__What this task involves__: Where does "icon" appear in the data? Return each line that holds it.
--------------------
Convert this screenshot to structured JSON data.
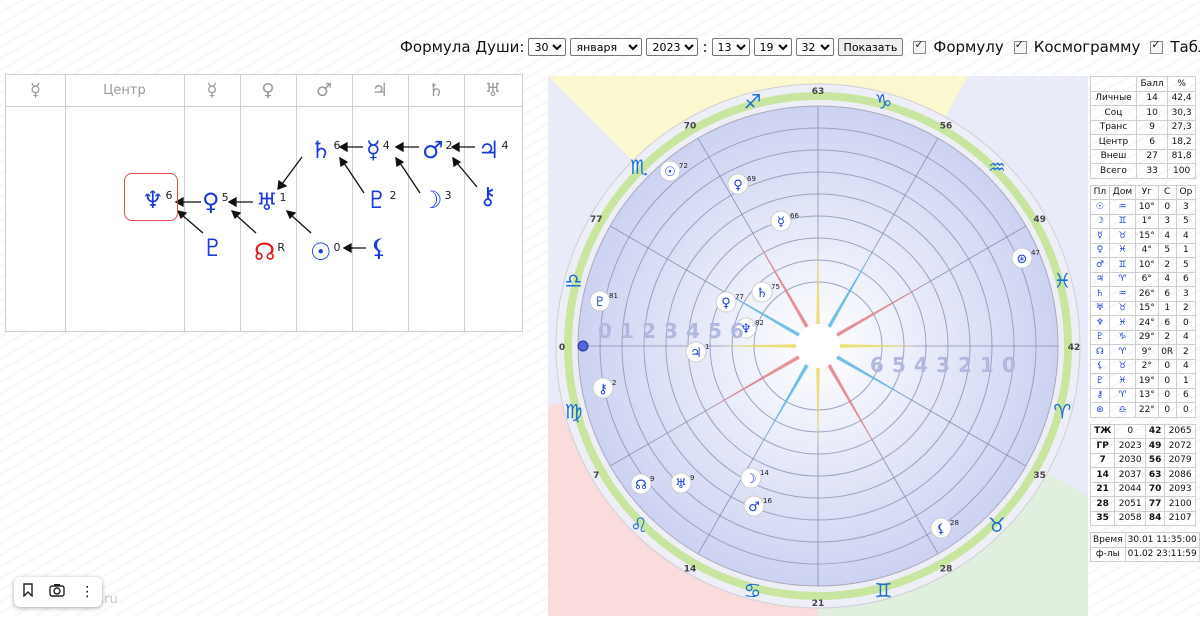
{
  "controls": {
    "label": "Формула Души:",
    "day": "30",
    "month": "января",
    "year": "2023",
    "hour": "13",
    "minute": "19",
    "second": "32",
    "show_button": "Показать",
    "toggles": [
      "Формулу",
      "Космограмму",
      "Табли"
    ]
  },
  "formula": {
    "header": [
      "☿",
      "Центр",
      "☿",
      "♀",
      "♂",
      "♃",
      "♄",
      "♅"
    ],
    "nodes": [
      {
        "id": "neptune",
        "glyph": "♆",
        "num": "6"
      },
      {
        "id": "venus",
        "glyph": "♀",
        "num": "5"
      },
      {
        "id": "uranus",
        "glyph": "♅",
        "num": "1"
      },
      {
        "id": "saturn",
        "glyph": "♄",
        "num": "6"
      },
      {
        "id": "mercury",
        "glyph": "☿",
        "num": "4"
      },
      {
        "id": "mars",
        "glyph": "♂",
        "num": "2"
      },
      {
        "id": "jupiter",
        "glyph": "♃",
        "num": "4"
      },
      {
        "id": "pluto",
        "glyph": "♇",
        "num": "2"
      },
      {
        "id": "moon",
        "glyph": "☽",
        "num": "3"
      },
      {
        "id": "chiron",
        "glyph": "⚷",
        "num": ""
      },
      {
        "id": "proserpina",
        "glyph": "♇",
        "num": ""
      },
      {
        "id": "node",
        "glyph": "☊",
        "num": "R"
      },
      {
        "id": "sun",
        "glyph": "☉",
        "num": "0"
      },
      {
        "id": "lilith",
        "glyph": "⚸",
        "num": ""
      }
    ]
  },
  "cosmogram": {
    "zodiac": [
      "♑",
      "♐",
      "♏",
      "♎",
      "♍",
      "♌",
      "♋",
      "♊",
      "♉",
      "♈",
      "♓",
      "♒"
    ],
    "degree_marks": [
      "63",
      "56",
      "49",
      "42",
      "35",
      "28",
      "21",
      "14",
      "7",
      "0",
      "77",
      "70"
    ],
    "planets": [
      {
        "glyph": "☉",
        "num": "72"
      },
      {
        "glyph": "♀",
        "num": "69"
      },
      {
        "glyph": "☿",
        "num": "66"
      },
      {
        "glyph": "♇",
        "num": "81"
      },
      {
        "glyph": "♀",
        "num": "77"
      },
      {
        "glyph": "♄",
        "num": "75"
      },
      {
        "glyph": "♆",
        "num": "82"
      },
      {
        "glyph": "♃",
        "num": "1"
      },
      {
        "glyph": "⚷",
        "num": "2"
      },
      {
        "glyph": "♅",
        "num": "9"
      },
      {
        "glyph": "☊",
        "num": "9"
      },
      {
        "glyph": "☽",
        "num": "14"
      },
      {
        "glyph": "♂",
        "num": "16"
      },
      {
        "glyph": "⚸",
        "num": "28"
      },
      {
        "glyph": "⊛",
        "num": "47"
      }
    ],
    "scale_numbers": [
      "0",
      "1",
      "2",
      "3",
      "4",
      "5",
      "6"
    ]
  },
  "score_table": {
    "head": [
      "",
      "Балл",
      "%"
    ],
    "rows": [
      [
        "Личные",
        "14",
        "42,4"
      ],
      [
        "Соц",
        "10",
        "30,3"
      ],
      [
        "Транс",
        "9",
        "27,3"
      ],
      [
        "Центр",
        "6",
        "18,2"
      ],
      [
        "Внеш",
        "27",
        "81,8"
      ],
      [
        "Всего",
        "33",
        "100"
      ]
    ]
  },
  "planet_table": {
    "head": [
      "Пл",
      "Дом",
      "Уг",
      "С",
      "Ор"
    ],
    "rows": [
      [
        "☉",
        "♒",
        "10°",
        "0",
        "3"
      ],
      [
        "☽",
        "♊",
        "1°",
        "3",
        "5"
      ],
      [
        "☿",
        "♉",
        "15°",
        "4",
        "4"
      ],
      [
        "♀",
        "♓",
        "4°",
        "5",
        "1"
      ],
      [
        "♂",
        "♊",
        "10°",
        "2",
        "5"
      ],
      [
        "♃",
        "♈",
        "6°",
        "4",
        "6"
      ],
      [
        "♄",
        "♒",
        "26°",
        "6",
        "3"
      ],
      [
        "♅",
        "♉",
        "15°",
        "1",
        "2"
      ],
      [
        "♆",
        "♓",
        "24°",
        "6",
        "0"
      ],
      [
        "♇",
        "♑",
        "29°",
        "2",
        "4"
      ],
      [
        "☊",
        "♈",
        "9°",
        "0R",
        "2"
      ],
      [
        "⚸",
        "♉",
        "2°",
        "0",
        "4"
      ],
      [
        "♇",
        "♓",
        "19°",
        "0",
        "1"
      ],
      [
        "⚷",
        "♈",
        "13°",
        "0",
        "6"
      ],
      [
        "⊛",
        "♎",
        "22°",
        "0",
        "0"
      ]
    ]
  },
  "year_table": {
    "rows": [
      [
        "ТЖ",
        "0",
        "42",
        "2065"
      ],
      [
        "ГР",
        "2023",
        "49",
        "2072"
      ],
      [
        "7",
        "2030",
        "56",
        "2079"
      ],
      [
        "14",
        "2037",
        "63",
        "2086"
      ],
      [
        "21",
        "2044",
        "70",
        "2093"
      ],
      [
        "28",
        "2051",
        "77",
        "2100"
      ],
      [
        "35",
        "2058",
        "84",
        "2107"
      ]
    ]
  },
  "time_table": {
    "rows": [
      [
        "Время",
        "30.01 11:35:00"
      ],
      [
        "ф-лы",
        "01.02 23:11:59"
      ]
    ]
  },
  "toolbox": {
    "bookmark": "bookmark-icon",
    "camera": "camera-icon",
    "more": "more-icon"
  },
  "watermark": ".ru"
}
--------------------
__Response box__:
    "bookmark": "bookmark-icon",
    "camera": "camera-icon",
    "more": "more-icon"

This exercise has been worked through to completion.